[[ Data to process, beginning ]]
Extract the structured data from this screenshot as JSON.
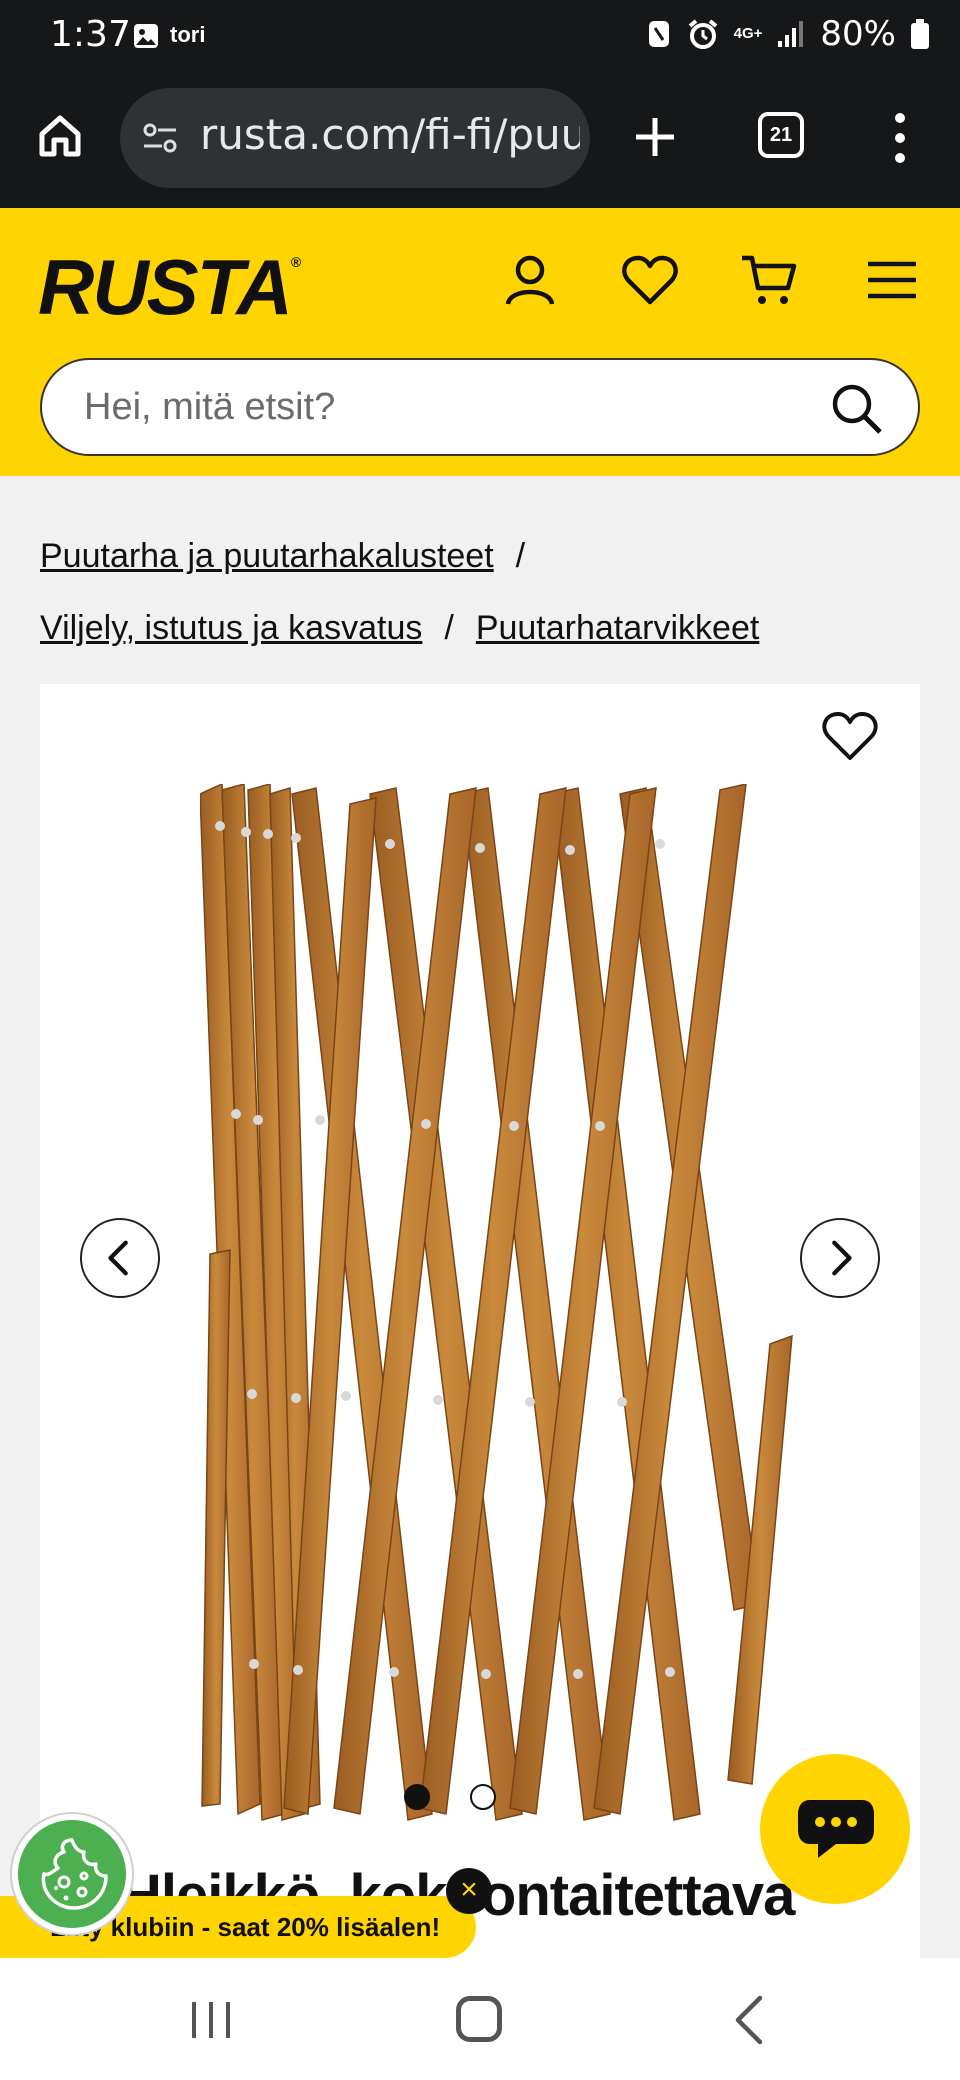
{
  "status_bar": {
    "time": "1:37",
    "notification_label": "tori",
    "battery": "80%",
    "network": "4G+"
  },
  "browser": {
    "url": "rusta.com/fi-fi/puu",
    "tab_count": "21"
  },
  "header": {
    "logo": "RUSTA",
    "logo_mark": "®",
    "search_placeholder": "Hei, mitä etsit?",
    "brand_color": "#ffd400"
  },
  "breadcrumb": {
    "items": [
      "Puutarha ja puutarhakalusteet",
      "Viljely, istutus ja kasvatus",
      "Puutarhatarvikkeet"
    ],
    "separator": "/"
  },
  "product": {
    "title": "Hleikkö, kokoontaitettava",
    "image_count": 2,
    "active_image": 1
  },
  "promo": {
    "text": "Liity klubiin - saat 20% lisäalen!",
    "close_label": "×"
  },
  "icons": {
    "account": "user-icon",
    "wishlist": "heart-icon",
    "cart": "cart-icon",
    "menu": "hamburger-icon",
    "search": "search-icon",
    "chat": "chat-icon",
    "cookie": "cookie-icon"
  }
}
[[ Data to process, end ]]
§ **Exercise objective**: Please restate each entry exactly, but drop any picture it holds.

§ **Response**:
Extract the structured data from this screenshot as JSON.
{
  "status_bar": {
    "time": "1:37",
    "notification_label": "tori",
    "battery": "80%",
    "network": "4G+"
  },
  "browser": {
    "url": "rusta.com/fi-fi/puu",
    "tab_count": "21"
  },
  "header": {
    "logo": "RUSTA",
    "logo_mark": "®",
    "search_placeholder": "Hei, mitä etsit?",
    "brand_color": "#ffd400"
  },
  "breadcrumb": {
    "items": [
      "Puutarha ja puutarhakalusteet",
      "Viljely, istutus ja kasvatus",
      "Puutarhatarvikkeet"
    ],
    "separator": "/"
  },
  "product": {
    "title": "Hleikkö, kokoontaitettava",
    "image_count": 2,
    "active_image": 1
  },
  "promo": {
    "text": "Liity klubiin - saat 20% lisäalen!",
    "close_label": "×"
  },
  "icons": {
    "account": "user-icon",
    "wishlist": "heart-icon",
    "cart": "cart-icon",
    "menu": "hamburger-icon",
    "search": "search-icon",
    "chat": "chat-icon",
    "cookie": "cookie-icon"
  }
}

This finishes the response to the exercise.